Also with them came Morrell's first novel, 'First Blood', a stark ultraviolent action drama about a war veteran with emotional stability problems pursued by angry villagers and by lawmen with as many or more problems as John Rambo.
Casualty? We do not think so. But puttin a prestige costume on that drama did not hurt the novel, which has continued to create followers, curiosity and good afternoon readings. Because it is a phenomenal novel and very, very extreme. Much more than the adaptation of Sylvester Stallone, Michael Kozoll, William Sackheim, who humanized the tortured character to become a true hero of a, say, psychopath.
Thanks to that film and the massive success of the sequel, Morrell, who never lived a success like the one he had with his first novel almost fifty years ago, was a happy man. He was responsible for the novelization of the two deliveries after the mythical ‘Cornered’ and his triumphant return in the form of a definitive piece of goldsmith actioner in 2008 obtained penguins profits raising more than double his budget.
But all that was left behind when a couple of weeks ago, during the presentation of the film, Morrell denied the fifth and presumably last film about his character.
During the first fifty pages of ‘First Blood’, a completely naked man guts a policeman in a police station and bursts the bones in his face for a second, making him bleed from his eyes, before embarking on a desperate escape. If that does not respond to the ultraviolence of the 70's own grindhouse movies that the writer so repudiates, we do not understand anything.
By the way, again mentioning the unusual (for good, very good) ‘John Rambo’, which he liked so much, it does not hurt to compare it in turn with the operating cinema, I do not know, Filipino? which glorifies violence as just a more angry Stallone with the world that his own character can do.
And it seems that the writer, over the years, has lost the perspective of the character. As if he was not able to differentiate his work from the set-up that Stallone made until he took it to the cinema. The humanization of the character was given by its protagonist in front of and behind the camera. Yes, it also gave Rambo an immortality that didn't exist on paper, yes, but that immortality is the same one that fills the writer's pockets for forty years.
It is a pity that this relationship has been twisted like this, that Morrell did not want to support Stallone more, but perhaps this time the agreed check did not arrive.
We all agree that the character is loved, respected and remembered for his audiovisual version. Especially in Spain, where the novel has ceased to be available at a normal price for years and fortunes are requested for the old editions.

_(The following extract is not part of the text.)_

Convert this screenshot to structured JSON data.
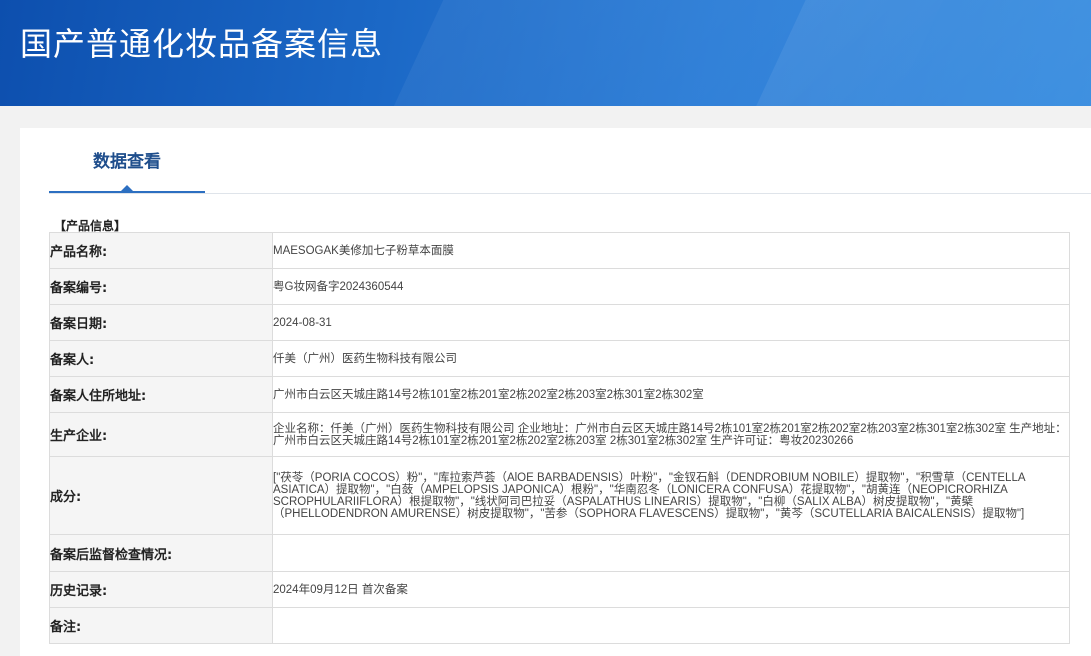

There may be nothing left but the shadow of the past, and although it does not seem so, in the very interesting 'Rambo: Last Blood', we are living the days when the character is best defined, but its author no longer recognize him. For the first time we see a medicated Rambo, with problems inside and out, vulnerable as ever, enraged as always and living in a tunnel like the ones he never left behind.
It has been a shame that Stallone did not take the reins of the project again, because a somewhat less crude realization is missing a bit. Millennium Films should rethink its strategy a bit and leave the filmmakers a little more freedom, because their most honest projects end up leaving the shadow of suspicion from day one. And if not, ask Neil Marshall.